Plus, according to Rivera, the ring doctor looked at the cut between the first and second rounds while King claims that the doctor examined it for the first time in the fourth round, which raises more questions.
Only one thing was indisputable: The cut, around three inches long and down to the bone, was horrendous.
“Marco brought a plastic surgeon friend of his to see the fight and they ended up up operating on him for 45 minutes in his hotel room,” Rivera said. “He didn't want to go to hospital. He said he had a doctor and plastic surgeon with him. He ended getting 30 stitches.
“What happened was an artery busted. There's no way a cut man can stop an artery from bleeding. It was really, really bad. I felt bad about it but the plastic surgeon [Victor Callejo] said, 'Tony, there's nothing you could have done with that, nothing.'”

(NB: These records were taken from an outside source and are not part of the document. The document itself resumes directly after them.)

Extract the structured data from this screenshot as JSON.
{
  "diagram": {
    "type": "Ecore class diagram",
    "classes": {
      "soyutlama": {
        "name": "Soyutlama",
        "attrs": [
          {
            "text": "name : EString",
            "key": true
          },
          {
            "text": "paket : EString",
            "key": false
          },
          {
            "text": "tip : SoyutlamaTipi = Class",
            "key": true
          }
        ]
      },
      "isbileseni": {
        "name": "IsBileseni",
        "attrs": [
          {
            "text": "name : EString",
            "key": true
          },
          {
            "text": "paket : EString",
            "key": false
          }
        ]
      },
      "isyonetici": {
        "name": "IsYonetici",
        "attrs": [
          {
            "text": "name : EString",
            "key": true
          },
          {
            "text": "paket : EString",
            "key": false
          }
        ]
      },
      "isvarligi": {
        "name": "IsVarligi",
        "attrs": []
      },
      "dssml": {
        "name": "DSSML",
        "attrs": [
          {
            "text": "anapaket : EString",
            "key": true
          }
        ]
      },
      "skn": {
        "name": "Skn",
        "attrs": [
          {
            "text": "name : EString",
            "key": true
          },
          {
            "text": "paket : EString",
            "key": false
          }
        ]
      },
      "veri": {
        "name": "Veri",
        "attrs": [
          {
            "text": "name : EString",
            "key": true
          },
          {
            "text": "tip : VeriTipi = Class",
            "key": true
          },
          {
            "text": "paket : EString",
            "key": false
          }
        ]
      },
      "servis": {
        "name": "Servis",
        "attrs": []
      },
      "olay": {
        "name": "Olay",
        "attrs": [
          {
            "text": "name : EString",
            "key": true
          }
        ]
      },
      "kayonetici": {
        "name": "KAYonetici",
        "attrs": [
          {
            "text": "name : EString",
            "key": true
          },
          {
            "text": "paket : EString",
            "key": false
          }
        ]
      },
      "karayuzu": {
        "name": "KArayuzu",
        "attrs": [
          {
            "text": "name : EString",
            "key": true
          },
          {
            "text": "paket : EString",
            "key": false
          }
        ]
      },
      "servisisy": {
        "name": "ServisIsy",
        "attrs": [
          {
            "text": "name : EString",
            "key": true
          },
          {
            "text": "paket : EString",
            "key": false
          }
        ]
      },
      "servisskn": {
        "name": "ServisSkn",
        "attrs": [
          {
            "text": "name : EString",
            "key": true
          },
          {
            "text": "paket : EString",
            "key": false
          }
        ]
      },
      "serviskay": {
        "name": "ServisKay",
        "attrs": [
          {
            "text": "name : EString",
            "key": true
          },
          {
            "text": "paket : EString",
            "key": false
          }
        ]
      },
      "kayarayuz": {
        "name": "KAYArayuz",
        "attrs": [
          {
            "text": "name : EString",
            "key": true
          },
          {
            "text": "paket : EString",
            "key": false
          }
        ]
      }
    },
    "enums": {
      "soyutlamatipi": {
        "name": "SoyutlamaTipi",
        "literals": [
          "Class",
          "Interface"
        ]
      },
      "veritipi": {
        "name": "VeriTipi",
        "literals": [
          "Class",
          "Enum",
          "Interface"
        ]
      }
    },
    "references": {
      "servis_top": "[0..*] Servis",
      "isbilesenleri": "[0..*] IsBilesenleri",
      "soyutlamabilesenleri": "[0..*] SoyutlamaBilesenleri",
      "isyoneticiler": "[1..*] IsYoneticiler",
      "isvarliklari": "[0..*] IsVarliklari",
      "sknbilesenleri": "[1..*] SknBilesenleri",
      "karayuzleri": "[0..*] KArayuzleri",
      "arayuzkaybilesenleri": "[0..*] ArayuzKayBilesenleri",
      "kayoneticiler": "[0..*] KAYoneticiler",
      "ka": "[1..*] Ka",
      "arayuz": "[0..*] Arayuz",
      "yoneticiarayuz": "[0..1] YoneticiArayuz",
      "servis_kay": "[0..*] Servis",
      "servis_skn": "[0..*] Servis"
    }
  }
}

“It was like someone hit Marco with a hatchet; it was like three inches. When I put a pad on it, it was fine; I was able to clean his forehead. As soon as I removed the pad, though, blip, blip, blood burped out of the artery. They should've stopped that fight immediately.”
Rivera said he considered stopping the fight himself but didn't feel he had the authority because Barrera's would've lost the fight had he done that. Only the ring doctor was authorized to stop it, Rivera was told in the pre-fight rules meeting.
King said there is only one way to rectify the problem.
“This dangerous officiating, if not corrected, leaves a black eye on the sport,” he said in the statement. “This is why I am appealing to Paco Valcarcel at the WBO, Gilberto Mendoza Jr. at the WBA and everyone at the British Boxing Board of Control to correct this egregious error and order an immediate rematch.”
Michael Rosenthal can be reached at [email protected] Please not the new email address